“Born in Buenos Aires, she is the granddaughter of Greek emigrants who left Asia Minor for Argentina during World War I.”

Raised literally among carpets, Alexandra took her family’s long weaving tradition and turned it into art. “At the beginning I felt obliged to follow my destiny. My grandmother had the loom; my grandfather a successful business. I began by studying business and communication, but I dropped out after a couple of months and began my own search. I took advice from career consultants, even astrologers. Everyone told me I had to join the family business, but I was only interested in art. I didn’t want any more carpets. I wanted to set myself free. I studied fine arts at IUNA (Instituto Nacional del Arte in Buenos Aires) in my search for my own expression. I experimented with painting, photography, video, installations, and then I discovered – with the help of my father – a special weaving gun. And everything fell into place. I would continue the family tradition, through art.”

In her work, which consists of ample woven surfaces and carpets, nature looms large. Her main source of inspiration are Argentina’s pastizales(grasslands), which are fast disappearing due to intensive farming and industrialization.

“When I started working on this idea, the first thought that crossed my mind was what my grandmother Elpiniki would say about my work. As I was contemplating the legacy she left behind, I found out I was pregnant. I took this to mean something; there was a connection between my own genetic line continuing to live on, and that of nature which was dying. It was then that I became certain that my role as an artist was to capture in my work the disappearing natural landscapes.

Her work lies at the crossroads of art, design and utility. “Connected with dreams, safety and comfort, carpets emulate something archetypal.When an adult and a child sit on the same floor, something magical happens; the relationship is transformed and what obstacles exist are overcome.

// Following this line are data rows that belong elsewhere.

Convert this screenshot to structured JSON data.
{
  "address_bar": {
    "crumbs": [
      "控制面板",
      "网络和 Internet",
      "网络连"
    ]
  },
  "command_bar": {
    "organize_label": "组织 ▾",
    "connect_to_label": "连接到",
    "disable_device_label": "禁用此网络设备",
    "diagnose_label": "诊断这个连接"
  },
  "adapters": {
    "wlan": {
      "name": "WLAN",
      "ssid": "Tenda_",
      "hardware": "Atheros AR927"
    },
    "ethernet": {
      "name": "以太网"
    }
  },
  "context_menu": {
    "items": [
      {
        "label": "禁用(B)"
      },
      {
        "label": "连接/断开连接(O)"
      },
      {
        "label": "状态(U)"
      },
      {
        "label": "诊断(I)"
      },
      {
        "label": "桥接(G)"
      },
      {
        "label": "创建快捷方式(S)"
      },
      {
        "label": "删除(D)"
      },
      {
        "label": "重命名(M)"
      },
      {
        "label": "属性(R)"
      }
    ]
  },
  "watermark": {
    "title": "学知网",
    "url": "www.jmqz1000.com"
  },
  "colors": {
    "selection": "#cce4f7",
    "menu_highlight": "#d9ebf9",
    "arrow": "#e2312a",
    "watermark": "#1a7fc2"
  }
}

I also like to see the effects carpets have on people. Carpets are functional pieces, but they also need care – just like nature.”

“I wanted to set myself free. I studied fine arts at IUNA (Instituto Nacional del Arte in Buenos Aires) in my search for my own expression.”

Her big break was the autumn fashion show of Dries Van Noten in September 2011. And all thanks to social media. Her Instagram (which has 36,500 followers) became the medium through which the Belgian designer discovered her, and made her debut a reality. The rest all happened very fast after that.

After her collaboration with Hermès in Athens and London, she will exhibit her work at Art Basel in Switzerland. Meanwhile, she has a series of collaborations lined up in the near future, from Taiwan to Australia and from New York to Italy.

Greekness” (what Greeks call Hellenism) is an integral part of her life, even though her relationship with Greece is an indirect one. “I don’t speak Greek. I never met my grandmother, but the Greek community is part of my life. I was baptized, and my father is … very Greek. He loves food, family, music; he’s very loud and (almost) always right! And my five-year-old son tells everyone he’s Greek.”

Now, Alexandra feels like she is back to her “roots” – where everything began. “The windows at Hermès symbolize for me a journey that is now complete. My grandmother’s weaving tradition, hailing from this part of Europe, traveled to Argentina, took on a new form, and is now returning to its homeland.”


The luxury brand Hermès invites artists to take part in its competition “Artist Window”, which focuses on fresh and innovative window displays for its shops around the world.

Alexandra Kehayoglou’s creations will be on display at the Hermès boutique
•4 Stadiou and 1 Voukourestiou streets in Athens throughout the spring-summer season.